Today I tried painting a horse plein air. The herd of about 14 horses are used to pull wagons for the tourists. They are constantly moving and even though I was painting as fast as I could I ended up mostly depending on my memory. The view of the river off in the distant is another element I hope to incorporate into my painting. I think that was worth plein air painting this scene.
Theses are the photo references for a studio painting. I liked the pose on the left but the light and shadow from the horse on the right.
Painting and drawing horses was a lot of my early art education. I got the book Album of Horses by Marguerite Henry for Christmas and sketched every horse in the book. That is also how I decided that these might be Percherons, although there looked to be some Belgians in the herd. The action sketches were so dynamic. This made painting the simple horses grazing so much easier. I often wonder where she got her training, copying Sir Alfred Munnings. or maybe Frederick Remington.

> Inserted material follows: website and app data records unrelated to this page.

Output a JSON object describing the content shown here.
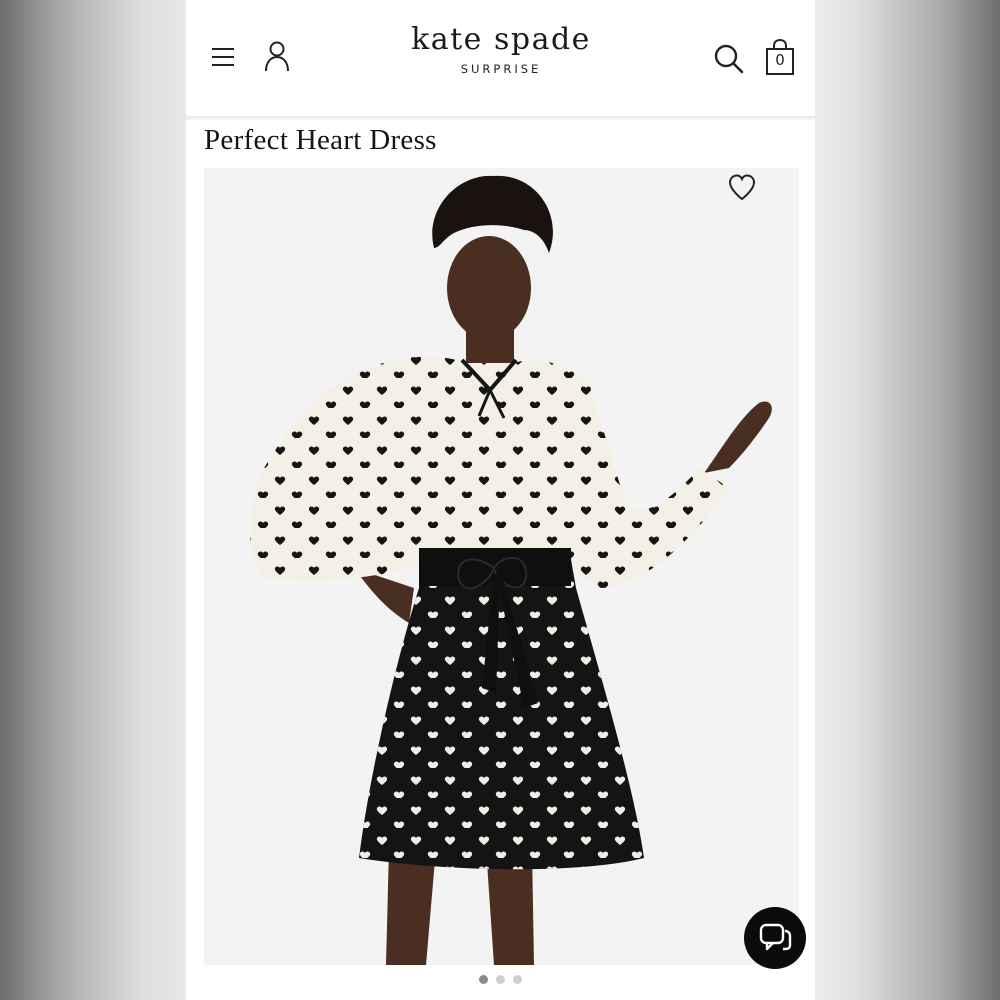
{
  "header": {
    "brand_name": "kate spade",
    "brand_sub": "SURPRISE",
    "bag_count": "0",
    "icons": [
      "menu-icon",
      "account-icon",
      "search-icon",
      "shopping-bag-icon"
    ]
  },
  "product": {
    "title": "Perfect Heart Dress",
    "image_alt": "Model wearing Perfect Heart Dress"
  },
  "gallery": {
    "total_images": 3,
    "active_index": 0
  },
  "colors": {
    "dress_top": "#f4f0e6",
    "dress_skirt": "#141414",
    "chat_button": "#0b0b0b"
  }
}
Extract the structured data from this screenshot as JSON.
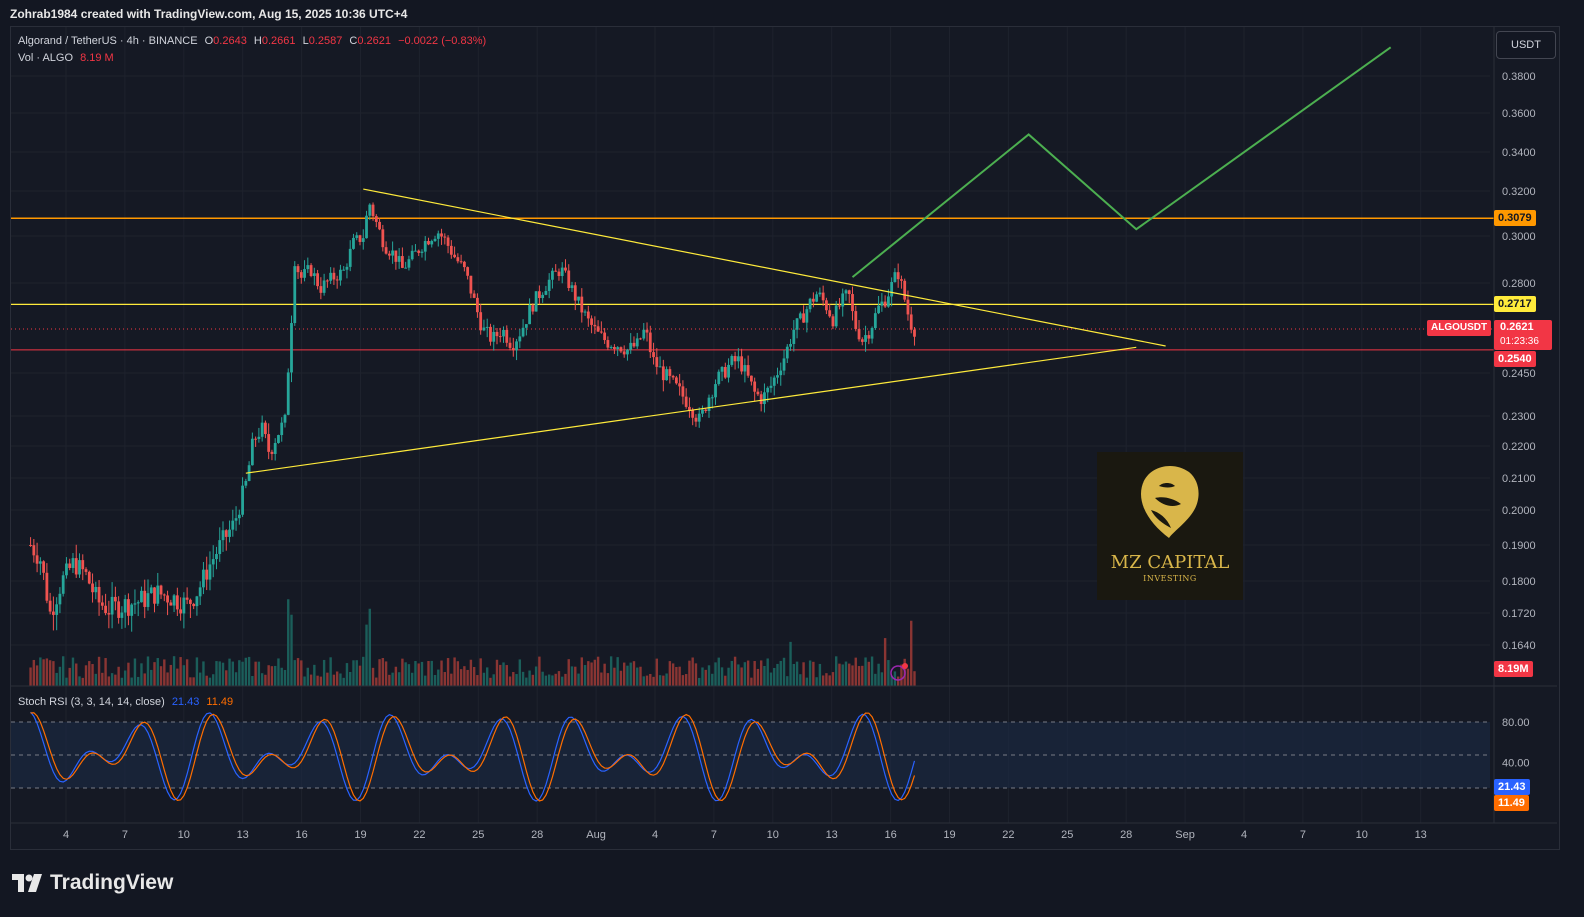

I have an up coming exhibit with an animal theme. Three artists...the others medium with be fabric and ceramics. You may be seeing a lot of animals paintings for a while. One of my favorites.. the American White Park.
This is one of my favorite spots. This view is from the boat landing on the banks of the Skunk River access looking east. I was inspired by the light crossing over the tree reflections. The last time I was here I could not get down to the bank and painted the tracks in the muddy riverbank.
I went plein air painting at Heron Bend with Jessica .http://jakpaints.blogspot.com/ We both used 6" x 12" painting panels, but hers was horizontal and mine vertical. They say that the horizontal format is more tranquil and vertical is more dynamic. All I brought with me was the 6" x 12" and I liked the driftwood and the distant trees. When a view inspires sometimes you just need to go back and do another painting because you cannot get it all in.
I paint on preprimed canvas and attach it to panels later. This gives me the option to crop the canvas to get a better composition.
This is a watercolor I painted probably 25 years ago and the barn has since been torn down. It was my first plein air painting and it took two Saturdays. When I went back the second time my dad had cleaned up the weeds for me. My aunt Adelaide also wondered why I would paint the overground weeds. I went to visit my aunt Pauline in the nursing home and it was on her wall. I am honored that it was one of the things she brought from home.
I didn't plan to go painting this morning but when I walked outside it was too nice to work inside. A friend joined me at Wilson Lake to paint the water lotus. If I can get in a couple of hours to start the day it is just like that early morning walk to the non-painters.
Volunteer for the Main Street organization. This organization helps promote downtown. We have a very vibrant downtown in Fort Madison. She has also volunteers on the Fort Madison Area Arts Association board.
We went plein air painting at sunset. I did not like the results when I used the headlight a couple of nights ago. The light would focus on one section and I needed to see the colors/values relative to each other. Still looking for a better option. This was painted using the natural light remaining shortly after the sun set. At least it started there and by the time I was finished I could see the values but not so much the actual colors. I was surprised to see this.
8" x 8" oil on Raymar panel
I worked on this the next morning. I wanted the far distance trees and buildings to recede.
When I paint at the Skunk River access I can usually set up on the river bank but the river was up and the only way to get there was to walk through the mud. This scene of the muddy boat access challenged me. I have not painted mud before at least not intentionally. I should have done a close up study.
We were lucky to stumble upon this boat anchored offshore. Sometimes I pick a scene for the challenge of the subject matter without much thought to the composition. It's a study. This one was perfect for that reflection on the boat from the light on the water. I did wipe it off once and this was cropped to a little better composition.
Wilson Lake is a favorite place to paint because of the beautiful waterscapes. I had that intention but this time of year the wildflowers are out and this scene was too good to resist. The next painting should be studies of the various varieties of wildflowers. I know Queen Anne's lace but that is about it. I might add that I started this on a slightly wet ground which I ended up fighting to get the values and colors I wanted. I have prepared several canvases with different grounds ready for the next time.
Beautiful clouds today. I could not decide between the clouds or these trees. When I first saw this the sunlight was hitting the tree trunks, but like on any cloudy day the sunlight came and went leaving me to my memory. The clouds added more interest to the background like the blues starting as a mass above then breaking up into particles dropping down. This weekend I saw the movie "Pixels" and that is probably why it seems that way.
My last two attempts at plein air painting were not worth posting. Today I feel good about this one. I decided to take the dogs out to Martin Pond and see if I can get a painting in. At one point I heard a large splash and I turned around thinking it was one the bull frogs, only to catch a glimpse of my Dachshund, Lucy swimming in the green duckweed by the bridge. I think she will get a bath later. The green pond scum was challenging along with the teal green bridge. The bridge color was created using a combination of pthalo green and Ultramarine blue.